She noted that occasionally she has had a case in Providence, R.I., that ended at 5 p.m. and then had an unpaid hour-long drive home. "Now I get paid," she said.

Joseph E. DeSio, NLRB associate general counsel in charge of field operations, expressed surprise at questions about the work schedule. "I have never heard one complaint that work was not getting done because of 5-4/9, and the public is very quick to complain if there is a problem," he said.

One regional manager said he believed that statistics compiled in NLRB headquarters showed productivity on the rise, although government productivity measures are often subjects of dispute.

OPM last studied the subject in 1984, finding that 114,000 of the 308,000 federal employes on alternative work schedules were on 5-4/9. According to the Bureau of Labor Statistics, about 20 percent of the federal work force is covered by flexitime, compared with about 12.6 percent of private-sector workers.

James S. Scott, regional director at the NLRB office in Oakland, said one of 5-4/9's principal benefits is in recruitment. "Since our pay scales are below the going rate, we can keep well-qualified people because it is one benefit we offer that is generally not available in the private sector," he said.

"We shouldn't be getting work we're not paying for," Scott said, "but part of the problem with the system is that it makes people overly conscious of time."

Scott, director of one of six NLRB regional offices contacted randomly, noted another complication of 5-4/9: although no more than 20 percent of eligible employes may take off on a single day, heavy vacancies make daily staffing more difficult.

Louis Cimmino, acting NLRB regional director in Kansas City, said, "My personal experience is that the number {of workers on the schedule} has dwindled.
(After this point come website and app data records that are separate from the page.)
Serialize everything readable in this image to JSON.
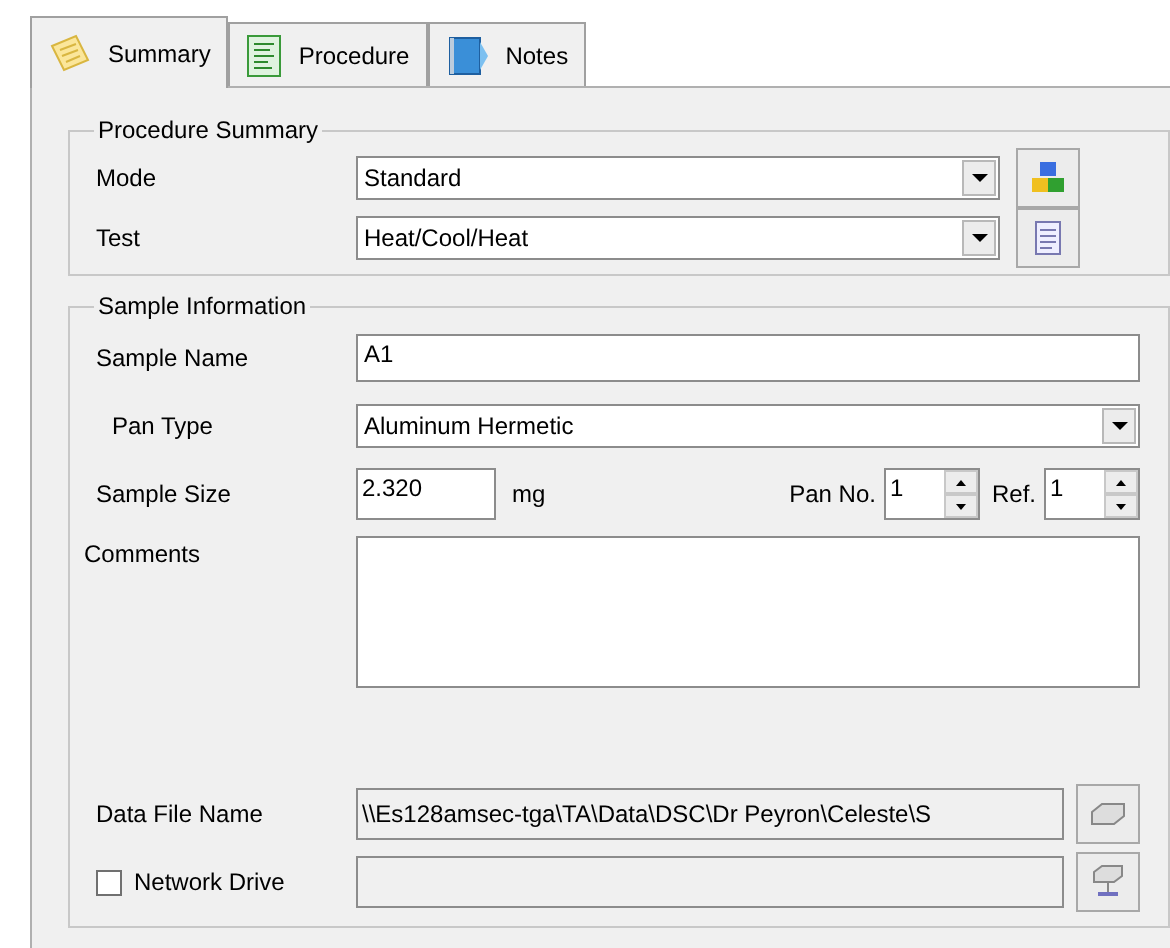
{
  "tabs": [
    {
      "label": "Summary",
      "selected": true,
      "kind": "note"
    },
    {
      "label": "Procedure",
      "selected": false,
      "kind": "list"
    },
    {
      "label": "Notes",
      "selected": false,
      "kind": "book"
    }
  ],
  "procedure_summary": {
    "title": "Procedure Summary",
    "mode": {
      "label": "Mode",
      "value": "Standard"
    },
    "test": {
      "label": "Test",
      "value": "Heat/Cool/Heat"
    }
  },
  "sample_information": {
    "title": "Sample Information",
    "sample_name": {
      "label": "Sample Name",
      "value": "A1"
    },
    "pan_type": {
      "label": "Pan Type",
      "value": "Aluminum Hermetic"
    },
    "sample_size": {
      "label": "Sample Size",
      "value": "2.320",
      "unit": "mg"
    },
    "pan_no": {
      "label": "Pan No.",
      "value": "1"
    },
    "ref": {
      "label": "Ref.",
      "value": "1"
    },
    "comments": {
      "label": "Comments"
    },
    "data_file_name": {
      "label": "Data File Name",
      "value": "\\\\Es128amsec-tga\\TA\\Data\\DSC\\Dr Peyron\\Celeste\\S"
    },
    "network_drive": {
      "label": "Network Drive",
      "checked": false
    }
  }
}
A good deal of our work occurs on Mondays and Fridays."

Henrik Sortun, president of the NLRB employes' union, said 5-4/9 is more popular in some offices than in others. Not one employe in his regional NLRB office in Seattle has chosen a 5-4/9 schedule, he said.

"Some offices are very uptight about being on time, signing in and out. Other offices are flexible. A lot of people don't want to be subject to the rigmarole" of 5-4/9, he said.

In Boston, McCarthy said, only attorneys on 5-4/9 must sign in and out. "It doesn't mean a difference in caseloads," she pointed out. "All of us have the same time targets."

The administration and Congress are officially in favor of compressed work schedules. However, three dozen programs were unilaterally dropped in 1982 when the government opened a window for terminating alternative work schedules without consulting unions.

The State Department dropped a 5-4/9 program in the Bureau of Intelligence and Research because "people were not available when necessary," according to OPM. Other agencies backed out for similar reasons, including "delays in completing reimbursable services" because an "insufficient number of qualified employes were available when necessary," according to an OPM report.

Still, alternative work schedules have been "generally successful" at the Treasury Department, where 100,000 employes are eligible to choose them, according to Henry F. Reddick, employe relations specialist for Treasury. He said, for example, that many bank examiners have found that they can audit a bank in four nine-hour days instead of five shorter days.

Two Treasury Department 5-4/9 programs were killed in 1983, he said. One has been reinstituted, and a union demand to reinstitute the other has brought collective bargaining to an impasse.

Personnel and labor relations officials at 11 agencies, surveyed about experiences with all manner of alternative work schedules, said "overall there have been improvements in service to the public, employe morale, efficiency of agency operations and employment opportunities," according to the General Accounting Office.

Even former OPM director Donald J. Devine, regarded as a hard-liner on personnel issues, testified that flexitime had been "generally successful" with "few drawbacks in productivity, service or costs."

Rep. Mary Rose Oakar (D-Ohio) called it a "fabulously successful program," helping families and parents while improving public service and government morale. "We think the U.S. government ought to serve as an example in the manner in which we treat our employes," she said.